The next lines can be puzzling. It says not to follow or go against, to neither go with nor oppose. There is a lot of talk in ancient writings about following the Tao, or going with the flow or current of the Tao. The Xin Xin Ming takes an unusual stance here. We should not follow the Tao, or go against it. This itself is a discrimination, and therefore a barrier. As we learned from Lao Zi, dualities create one another, and apart from one another have no meaning. To follow the Tao, to oppose the Tao is another set of dualities.

This does not need to remain an abstract, philosophical idea. When we see something, initially we just see. When we hear, there is just sound. There is no view in the seeing or the hearing. The view comes after. I see the ocean, I am here it is there. I hear a bird. The bird is there and I am here. But if we look to raw experience, there is none of this. Reality just is. We impose a screen over it with our discriminating minds. Removing this screen, it appears as it appears.

Some people claim that non-duality is a form of nihilism, or believing in nothing. This is not what the Xin Xin Ming is proposing. Rather, it is proposing a radical acceptance of things as they are. Why radical? Because it goes against commonsense perceptions. People tend to think in terms of this and that, subject and object. Accepting both as they are, there is no subject and object, but rather a continuous subject-object.

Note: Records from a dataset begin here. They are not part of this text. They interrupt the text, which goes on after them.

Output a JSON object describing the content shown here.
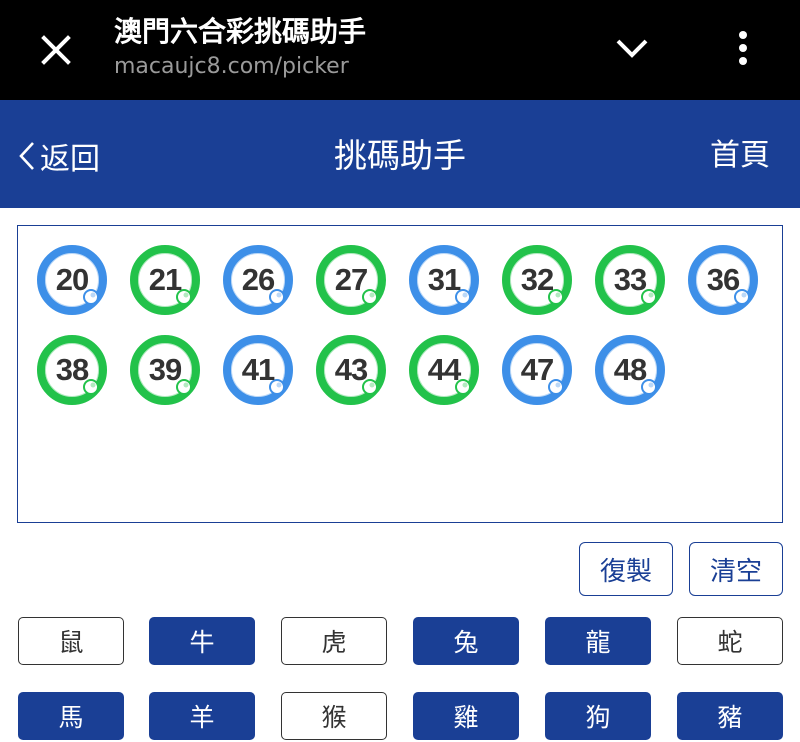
{
  "browser": {
    "title": "澳門六合彩挑碼助手",
    "url": "macaujc8.com/picker"
  },
  "header": {
    "back_label": "返回",
    "title": "挑碼助手",
    "home_label": "首頁",
    "color": "#1a3f95"
  },
  "balls": [
    {
      "number": "20",
      "color": "blue"
    },
    {
      "number": "21",
      "color": "green"
    },
    {
      "number": "26",
      "color": "blue"
    },
    {
      "number": "27",
      "color": "green"
    },
    {
      "number": "31",
      "color": "blue"
    },
    {
      "number": "32",
      "color": "green"
    },
    {
      "number": "33",
      "color": "green"
    },
    {
      "number": "36",
      "color": "blue"
    },
    {
      "number": "38",
      "color": "green"
    },
    {
      "number": "39",
      "color": "green"
    },
    {
      "number": "41",
      "color": "blue"
    },
    {
      "number": "43",
      "color": "green"
    },
    {
      "number": "44",
      "color": "green"
    },
    {
      "number": "47",
      "color": "blue"
    },
    {
      "number": "48",
      "color": "blue"
    }
  ],
  "ball_colors": {
    "blue": "#3d8fe8",
    "green": "#22c24a"
  },
  "actions": {
    "copy_label": "復製",
    "clear_label": "清空"
  },
  "zodiac": [
    {
      "label": "鼠",
      "style": "outline"
    },
    {
      "label": "牛",
      "style": "filled"
    },
    {
      "label": "虎",
      "style": "outline"
    },
    {
      "label": "兔",
      "style": "filled"
    },
    {
      "label": "龍",
      "style": "filled"
    },
    {
      "label": "蛇",
      "style": "outline"
    },
    {
      "label": "馬",
      "style": "filled"
    },
    {
      "label": "羊",
      "style": "filled"
    },
    {
      "label": "猴",
      "style": "outline"
    },
    {
      "label": "雞",
      "style": "filled"
    },
    {
      "label": "狗",
      "style": "filled"
    },
    {
      "label": "豬",
      "style": "filled"
    }
  ]
}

Sunday, May 16, 2010

Life is Suffering

One pointed criticism of the Buddhist path is that the first Noble Truth states that “life is suffering.” There is a classic picture of the three vinegar tasters where three individuals representing Lao Zi, the Buddha, and Confucius stick their finger into the pot of life. The Buddha tasted life as bitter, full of suffering. Confucius tasted life as sour, in need to rules and discipline. Only Lao Zi tasted the pot of life, and smiled.

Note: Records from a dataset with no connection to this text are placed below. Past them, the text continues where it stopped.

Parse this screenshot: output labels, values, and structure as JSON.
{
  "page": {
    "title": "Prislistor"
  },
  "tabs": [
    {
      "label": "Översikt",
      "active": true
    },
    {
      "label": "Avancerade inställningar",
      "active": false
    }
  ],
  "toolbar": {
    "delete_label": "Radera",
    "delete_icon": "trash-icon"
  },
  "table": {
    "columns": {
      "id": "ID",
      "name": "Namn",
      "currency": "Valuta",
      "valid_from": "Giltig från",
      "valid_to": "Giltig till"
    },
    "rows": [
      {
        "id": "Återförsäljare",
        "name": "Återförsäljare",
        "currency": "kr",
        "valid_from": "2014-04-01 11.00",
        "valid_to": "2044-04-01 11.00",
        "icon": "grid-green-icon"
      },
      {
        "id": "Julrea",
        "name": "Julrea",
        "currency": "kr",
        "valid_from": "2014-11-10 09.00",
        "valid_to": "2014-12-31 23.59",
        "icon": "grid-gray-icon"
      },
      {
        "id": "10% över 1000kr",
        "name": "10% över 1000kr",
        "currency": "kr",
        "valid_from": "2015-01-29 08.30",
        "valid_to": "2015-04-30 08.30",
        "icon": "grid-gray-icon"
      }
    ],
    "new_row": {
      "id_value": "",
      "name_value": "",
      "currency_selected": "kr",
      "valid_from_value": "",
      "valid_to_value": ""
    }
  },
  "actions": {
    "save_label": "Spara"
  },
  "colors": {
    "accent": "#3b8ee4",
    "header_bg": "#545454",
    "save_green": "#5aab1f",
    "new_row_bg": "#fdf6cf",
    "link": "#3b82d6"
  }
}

However, this is a misinterpretation of the First Noble Truth. The Buddha didn’t say that life is suffering. The first Noble Truth is the Existence of Suffering. It is acknowledging that there is suffering in the world. This is followed by the Origin, the Cessation, and the Way to End Suffering.

Joy is a large part of the Buddhist teaching. In fact, it is one of the Seven Factors of Enlightenment (the others being mindfulness, investigation, energy, joy, tranquility, concentration, and equanimity). I’ve learned these factors are also a sequence: mindfulness leads to investigation, which leads to energy, which leads to joy, which stabilizes the mind in concentration, which creates equanimity, in which the truth can be seen. Without joy, there would be no motivation to practice.

It should be noted that the First Noble truth is not “There is suffering and suffering is bad.” It is simply the bare existence of suffering. In fact, if we can live according to the opening lines of the Xin Xin Ming, and accept life as it comes without picking and choosing, then this may be the whole of the path. There is suffering. Not, there is suffering which leads to a whole host of other actions. Just this, just “there is suffering.”

The poor reaction to this statement is to think that suffering is bad and we need to get rid of it. This is an unbalanced approach. The Tao is about harmony of yin and yang, not the promotion of one at the expense of the other. The Tao takes from the full and gives to the empty. When something rises to its peak, it begins to wane. This is the natural ebb and flow of the universe. Yet, still, we think we need to create a one-sided life that is full of joy and without pain. Yet joy and pain define each other.

The Second Noble Truth then traces the origin of suffering, to tanha, or craving. Again, keeping the Tao in mind, we do not eliminate craving by craving joy. This just creates more craving, and sets into motion the whole wheel of life and death. Instead, we are encouraged to eliminate craving by eliminating craving.

One way to do this is through radical acceptance, which brings us back to the first line in the Xin Xin Ming: Arriving at the Great Way is not difficult, if only there are no preferences. If we are able to accept everything as it is, then there is no craving. No craving, no suffering.

In my mind, this is the smile of Lao Zi. By accepting the vinegar of life for what it is, he can smile.